Blinded Veterans Association BVA U.S. Blinded Veterans To Host British Comrades At VA Blind Rehabilitation Center
Eleven Operation Iraqi Freedom (OIF) and Operation Enduring Freedom (OEF, Afghanistan) combat blinded American veterans will spend “Technology Week” June 19-26 with six British blinded veteran comrades establishing new friendships, sharing knowledge of adaptive technology for the blind and visually impaired, and exchanging insights and personal experiences regarding their adjustment to blindness.
The veteran members of the Blinded Veterans Association (BVA) and its counterpart organization in the United Kingdom, Blind Veterans UK, will gather at the Department of Veterans Affairs’ (VA) Central Blind Rehabilitation Center in Hines, Illinois, just outside Chicago, one of 13 such residential centers nationwide. The Hines facility is the oldest of the VA blind centers, its history dating back to 1948 as a training facility for blinded World War II veterans.
The advocacy efforts of BVA in the late 1940s were responsible, in large part, to the establishment of the Hines Center.
Transportation for the week to various Chicago area visits is being supported by the Cook County Sheriff’s Department under the direction of Sheriff Thomas J. Dart. Travel support to the British participants from London to Chicago is provided by British Airways. American Airlines will provide tickets for participants to see Major League Baseball’s Chicago Cubs take on the St. Louis Cardinals on the afternoon of June 22 at historic Wrigley Field. The airline will also provide a pizza dinner at the renowned Giordano’s following the game.

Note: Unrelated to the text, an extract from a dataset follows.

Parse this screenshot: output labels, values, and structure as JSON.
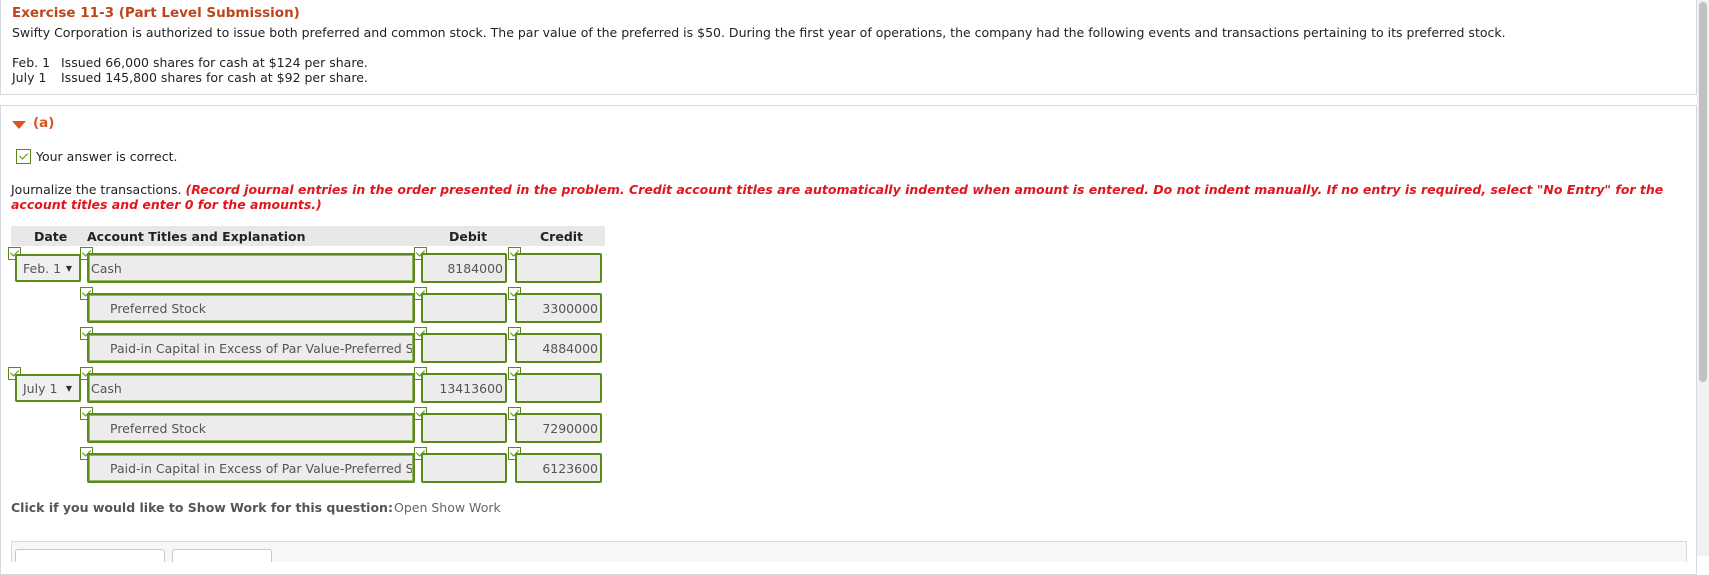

Behind this year’s Technology Week is BVA’s Operation Peer Support Committee, chaired by blinded veteran and Army First Sergeant Daniel Wallace (Ret.). Hines Center Director Denise Van Koevering has overseen organization of the week’s activities. Although 2016 is the fourth year that the center has hosted Technology Week for blinded veterans, it is the first year that British blinded veterans will be among the participants. Also attending as a participant will be BVA Executive Director Al Avina.
The group will share information about electronic mobile devices and readers. During site visits in the Chicago area, veterans will also test and work with innovative instruments such as talking computers, audible money identifiers and barcode scanners, bioptic telescopes used as eyeglasses, laptop video magnifiers, hand-held libraries of audible information, mobility aids for independent living, audible health monitoring devices, and portable Global Positioning System products.
They will also tour the VA Medical Center in which the Blind Rehabilitation Center is housed, visit historic sites, and participate in blind bowling and golf.
The exchange in Chicago has its roots in a joint initiative established in 2011 by the Blinded Veterans Association, headquartered in Alexandria, Virginia, and Blind Veterans UK in London. Last month four U.S. blinded veterans were hosted at the Blind Veterans UK facility in Wales with five of their counterparts in the UK. Two blinded veterans from South Africa also participated.
In addition to its role as an exchange forum, Project Gemini seeks to heighten public awareness of the issues facing veterans with vision loss. The outreach of the program has widened to include sessions with officials of VA, the Department of Defense, National Alliance for Eye and Vision Research, Moorfields Eye Hospital Research Centre in London, the British Parliament, and senior UK military officials.
“The wonderful relationship BVA has developed with Blind Veterans UK has blossomed into numerous opportunities such as the upcoming Technology Week at Hines,” said BVA Director of District 6 Dr. Tom Zampieri. “It allows us to share so many of our personal ‘war stories’ related to coping with blindness and our subsequent rehabilitation.”
Blind Veterans UK is the British national charity for visually impaired ex-servicemen and women celebrating 101 years of service to blind veterans and families. Tracing its founding back to 1915 during World War I, the organization now offers free and comprehensive support to all UK blinded veterans. For additional information, visit blindveterans.org.uk.
BVA’s earliest beginnings occurred March 28, 1945 when a group of World War II blinded servicemen convened in a formal meeting at Avon Old Farms Convalescent Hospital near Avon, Connecticut, for the purpose of establishing the Association.